I would argue that it is many books, written by an author with Multiple Personality Disorder. There is Goldberg the revisionist historian, Goldberg the outraged conservative child, and Goldberg the troll.
...The most effective chapter is "Woodrow Wilson and the Birth of Liberal Fascism." Goldberg catches Wilson, Herbert Croly (the founder of The New Republic), Walter Lippmann, and other famous progressives of the World War I era with their hands in the fascist cookie jar. ...Above all, they saw war and military conscription as a positive force for molding citizenship and speeding the pace of progress.
I think that the rise of strong centralized governments that took place between 1850 and 1950 in many countries is an interesting phenomenon. I am enough of a technological determinist to believe that it had something to do with railroads and the telegraph (and later the automobile and the telephone), which made central authority easier to implement and more difficult to evade. It also had something to do with cinema, microphones, and radio, which facilitated mass propaganda.
Given the technological environment, the ideologies that emerged--Nazism, socialism, and progressivism--all had a strong centralizing flavor. Goldberg makes an important contribution in pointing out common elements, notwithstanding the aspects of the book that I found unsatisfying.
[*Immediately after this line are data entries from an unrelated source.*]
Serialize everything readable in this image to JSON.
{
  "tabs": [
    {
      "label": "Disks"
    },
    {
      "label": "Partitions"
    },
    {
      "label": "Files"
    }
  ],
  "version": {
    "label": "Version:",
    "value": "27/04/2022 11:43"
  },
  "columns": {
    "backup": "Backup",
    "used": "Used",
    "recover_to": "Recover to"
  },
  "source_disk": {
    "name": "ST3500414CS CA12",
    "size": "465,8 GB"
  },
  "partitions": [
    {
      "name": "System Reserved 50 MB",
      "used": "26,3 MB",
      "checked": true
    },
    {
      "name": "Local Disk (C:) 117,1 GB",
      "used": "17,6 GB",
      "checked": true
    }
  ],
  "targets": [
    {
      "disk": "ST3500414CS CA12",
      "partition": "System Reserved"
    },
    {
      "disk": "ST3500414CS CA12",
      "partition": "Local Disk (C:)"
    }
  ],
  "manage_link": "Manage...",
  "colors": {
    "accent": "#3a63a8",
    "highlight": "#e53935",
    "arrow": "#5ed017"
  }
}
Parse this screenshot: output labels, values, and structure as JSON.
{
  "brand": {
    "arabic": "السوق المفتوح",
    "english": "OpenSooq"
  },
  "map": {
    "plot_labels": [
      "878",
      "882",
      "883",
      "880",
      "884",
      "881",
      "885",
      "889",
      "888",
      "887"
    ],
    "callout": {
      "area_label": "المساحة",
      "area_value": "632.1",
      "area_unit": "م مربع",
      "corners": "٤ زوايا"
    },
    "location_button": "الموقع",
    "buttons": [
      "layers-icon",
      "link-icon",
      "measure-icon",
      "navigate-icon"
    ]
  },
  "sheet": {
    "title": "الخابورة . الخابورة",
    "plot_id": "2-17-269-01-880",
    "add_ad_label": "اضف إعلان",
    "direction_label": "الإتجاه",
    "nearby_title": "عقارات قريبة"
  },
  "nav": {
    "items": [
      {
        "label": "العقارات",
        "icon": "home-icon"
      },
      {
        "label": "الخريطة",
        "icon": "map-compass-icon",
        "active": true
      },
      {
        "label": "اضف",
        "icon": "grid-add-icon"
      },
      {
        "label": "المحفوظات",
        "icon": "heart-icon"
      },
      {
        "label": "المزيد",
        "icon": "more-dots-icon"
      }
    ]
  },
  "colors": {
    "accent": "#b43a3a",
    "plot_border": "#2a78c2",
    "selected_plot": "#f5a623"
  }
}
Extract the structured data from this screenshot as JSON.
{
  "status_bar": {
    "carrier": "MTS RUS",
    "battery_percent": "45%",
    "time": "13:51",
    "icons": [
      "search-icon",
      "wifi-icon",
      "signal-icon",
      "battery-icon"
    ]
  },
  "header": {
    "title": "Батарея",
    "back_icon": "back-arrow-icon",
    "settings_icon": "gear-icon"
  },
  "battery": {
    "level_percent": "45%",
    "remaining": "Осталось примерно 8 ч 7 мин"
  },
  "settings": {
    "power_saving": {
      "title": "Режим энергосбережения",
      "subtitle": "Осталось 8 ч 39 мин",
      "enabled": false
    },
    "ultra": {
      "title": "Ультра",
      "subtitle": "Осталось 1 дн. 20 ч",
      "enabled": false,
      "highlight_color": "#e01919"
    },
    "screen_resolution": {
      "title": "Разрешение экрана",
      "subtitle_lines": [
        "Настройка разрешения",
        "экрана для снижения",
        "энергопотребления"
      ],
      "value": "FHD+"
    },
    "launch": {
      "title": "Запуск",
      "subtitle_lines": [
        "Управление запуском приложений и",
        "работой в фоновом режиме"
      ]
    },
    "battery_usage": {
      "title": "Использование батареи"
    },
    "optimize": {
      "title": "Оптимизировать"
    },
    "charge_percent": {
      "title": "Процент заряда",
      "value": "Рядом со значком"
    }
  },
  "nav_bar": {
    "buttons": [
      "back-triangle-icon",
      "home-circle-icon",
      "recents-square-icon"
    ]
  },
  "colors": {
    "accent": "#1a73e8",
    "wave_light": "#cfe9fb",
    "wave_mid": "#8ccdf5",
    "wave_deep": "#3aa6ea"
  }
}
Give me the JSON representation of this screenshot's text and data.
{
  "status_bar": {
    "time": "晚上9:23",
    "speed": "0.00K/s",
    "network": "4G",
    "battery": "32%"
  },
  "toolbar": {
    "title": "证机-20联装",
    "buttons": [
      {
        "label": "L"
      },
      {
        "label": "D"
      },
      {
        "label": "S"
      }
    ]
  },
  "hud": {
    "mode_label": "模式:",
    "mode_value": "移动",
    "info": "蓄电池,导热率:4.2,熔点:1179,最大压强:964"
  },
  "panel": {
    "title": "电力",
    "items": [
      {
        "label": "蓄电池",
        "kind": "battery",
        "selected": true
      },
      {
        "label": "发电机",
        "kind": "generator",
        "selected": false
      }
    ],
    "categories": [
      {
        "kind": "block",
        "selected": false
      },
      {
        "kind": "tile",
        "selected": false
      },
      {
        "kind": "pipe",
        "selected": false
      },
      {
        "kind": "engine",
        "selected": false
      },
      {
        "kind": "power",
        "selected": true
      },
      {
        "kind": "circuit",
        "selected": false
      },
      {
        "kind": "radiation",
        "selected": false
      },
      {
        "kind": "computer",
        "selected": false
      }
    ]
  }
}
For more on the book, there is an online interview of Jonah Goldberg by Will Wilkinson. Apparently, I am not the only one who found the chapter on the Woodrow Wilson era the most compelling.